Unfortunately, power begets power and as intelligence expanded in the “created” (manifested) realms, some of these individual intelligences sought power. Since you can only express power by dictating to others, usually of lesser minds, these intelligences became totalitarian in nature and “evil” was born in, and bred from them, oozing right down to your own tin-pot rulers and dictators, right down to your school yard bully.  Down to your racist, your misogynist, your bigot.  Down to your greedy, planet-eating sociopathic corporate management.  Do you get the picture, Levi?”

 “Huh, yes, I’m sure that I get it. It’s not a subtle point you are making.  But now, where does that leave me?”

“Exactly where you are, or as you were if you choose to ignore this unexpected interference in your rather uneventful System-controlled life. But don’t you have a truck to drive up the road another hundred miles or so?”

 Out of habit I struck my forehead with my right hand. “Ah yes, the truck.  Well, it’s down the road about a half-hour’s walk.  Or maybe you can transport us there and fix it for me?”

 “Would you like me to do that?”

(No shit, I felt like saying. Instead I replied,) “Sure, why not?”

 And I thought to myself, well, that ought to be a good one. What happens next?

 That’s when I woke up. I mean I really woke up.  I could feel the heat, the stink of my sweat, feel the swelling of my feet in my boots.  Overhead the sun was still blazing at its zenith as if no time had passed.  I did notice a couple of things that were different.  I wasn’t thirsty nor hungry and I felt, well, completely blissful.  And then I noticed that my truck was parked just below me, without a flat, apparently ready to go on.  I shook my head and let the dizziness pass before I stood up and took another good look around.  No Jack.  Just the same empty countryside, and the river surface reflecting silver from the bottom of a very deep, dark canyon.  Silent as the grave.

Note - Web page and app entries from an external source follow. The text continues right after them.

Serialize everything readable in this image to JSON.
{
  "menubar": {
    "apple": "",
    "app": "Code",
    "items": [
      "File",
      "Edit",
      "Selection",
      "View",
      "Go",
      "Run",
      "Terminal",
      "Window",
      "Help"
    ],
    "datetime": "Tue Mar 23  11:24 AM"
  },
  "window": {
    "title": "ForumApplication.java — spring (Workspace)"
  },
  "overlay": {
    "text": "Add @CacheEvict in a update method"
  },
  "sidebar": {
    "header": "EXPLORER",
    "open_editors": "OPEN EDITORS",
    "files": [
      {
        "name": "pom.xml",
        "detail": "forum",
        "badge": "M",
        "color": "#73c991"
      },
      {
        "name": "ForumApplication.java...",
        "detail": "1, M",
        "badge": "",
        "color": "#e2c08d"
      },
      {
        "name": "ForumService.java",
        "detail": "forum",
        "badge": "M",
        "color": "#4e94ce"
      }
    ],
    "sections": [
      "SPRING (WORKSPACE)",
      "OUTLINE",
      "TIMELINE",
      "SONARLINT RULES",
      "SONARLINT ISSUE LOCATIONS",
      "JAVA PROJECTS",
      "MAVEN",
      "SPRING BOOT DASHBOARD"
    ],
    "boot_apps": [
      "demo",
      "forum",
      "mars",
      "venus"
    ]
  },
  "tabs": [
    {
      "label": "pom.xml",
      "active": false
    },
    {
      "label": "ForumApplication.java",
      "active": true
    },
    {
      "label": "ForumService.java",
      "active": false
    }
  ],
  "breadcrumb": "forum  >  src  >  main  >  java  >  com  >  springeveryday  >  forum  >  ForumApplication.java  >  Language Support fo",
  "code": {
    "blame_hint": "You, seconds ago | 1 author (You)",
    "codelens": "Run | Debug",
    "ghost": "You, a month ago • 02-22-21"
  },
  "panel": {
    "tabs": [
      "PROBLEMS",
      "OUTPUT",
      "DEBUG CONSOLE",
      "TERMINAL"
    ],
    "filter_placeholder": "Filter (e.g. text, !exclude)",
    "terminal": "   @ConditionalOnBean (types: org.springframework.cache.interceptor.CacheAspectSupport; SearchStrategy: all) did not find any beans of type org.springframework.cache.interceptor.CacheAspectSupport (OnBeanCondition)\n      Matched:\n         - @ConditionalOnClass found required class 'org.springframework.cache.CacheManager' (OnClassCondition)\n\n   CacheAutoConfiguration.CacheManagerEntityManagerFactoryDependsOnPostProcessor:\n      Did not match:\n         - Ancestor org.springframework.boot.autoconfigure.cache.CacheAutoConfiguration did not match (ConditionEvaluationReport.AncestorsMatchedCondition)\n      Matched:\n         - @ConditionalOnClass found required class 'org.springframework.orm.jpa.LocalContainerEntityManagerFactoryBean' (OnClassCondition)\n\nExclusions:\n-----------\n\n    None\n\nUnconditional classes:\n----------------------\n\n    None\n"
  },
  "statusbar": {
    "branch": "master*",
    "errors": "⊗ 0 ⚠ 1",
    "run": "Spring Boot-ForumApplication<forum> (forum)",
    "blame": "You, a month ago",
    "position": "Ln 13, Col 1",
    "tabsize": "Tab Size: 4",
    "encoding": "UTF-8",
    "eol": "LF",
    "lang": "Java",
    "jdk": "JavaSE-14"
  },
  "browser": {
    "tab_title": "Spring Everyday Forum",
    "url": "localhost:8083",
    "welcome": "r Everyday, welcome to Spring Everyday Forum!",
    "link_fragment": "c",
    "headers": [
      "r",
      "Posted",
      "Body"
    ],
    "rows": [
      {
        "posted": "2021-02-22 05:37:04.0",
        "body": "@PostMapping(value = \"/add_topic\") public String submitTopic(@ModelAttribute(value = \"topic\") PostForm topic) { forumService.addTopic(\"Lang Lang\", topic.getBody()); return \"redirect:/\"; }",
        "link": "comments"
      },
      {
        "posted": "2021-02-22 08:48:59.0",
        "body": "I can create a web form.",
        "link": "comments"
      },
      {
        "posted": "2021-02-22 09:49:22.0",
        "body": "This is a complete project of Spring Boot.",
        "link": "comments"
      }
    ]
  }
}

Being a “child of the land” as they say, I looked around carefully for tracks in the sandy soil. Tthere were only mine which indicated the point where I sat down, then laid down.  Nothing had changed and everything had.  And the only witness I had that “Jack” had been there was my old pickup with four healthy tires and except for the cracking of cooling dissimilar metals rubbing angrily against each other under the hood, it wasn’t saying a word either.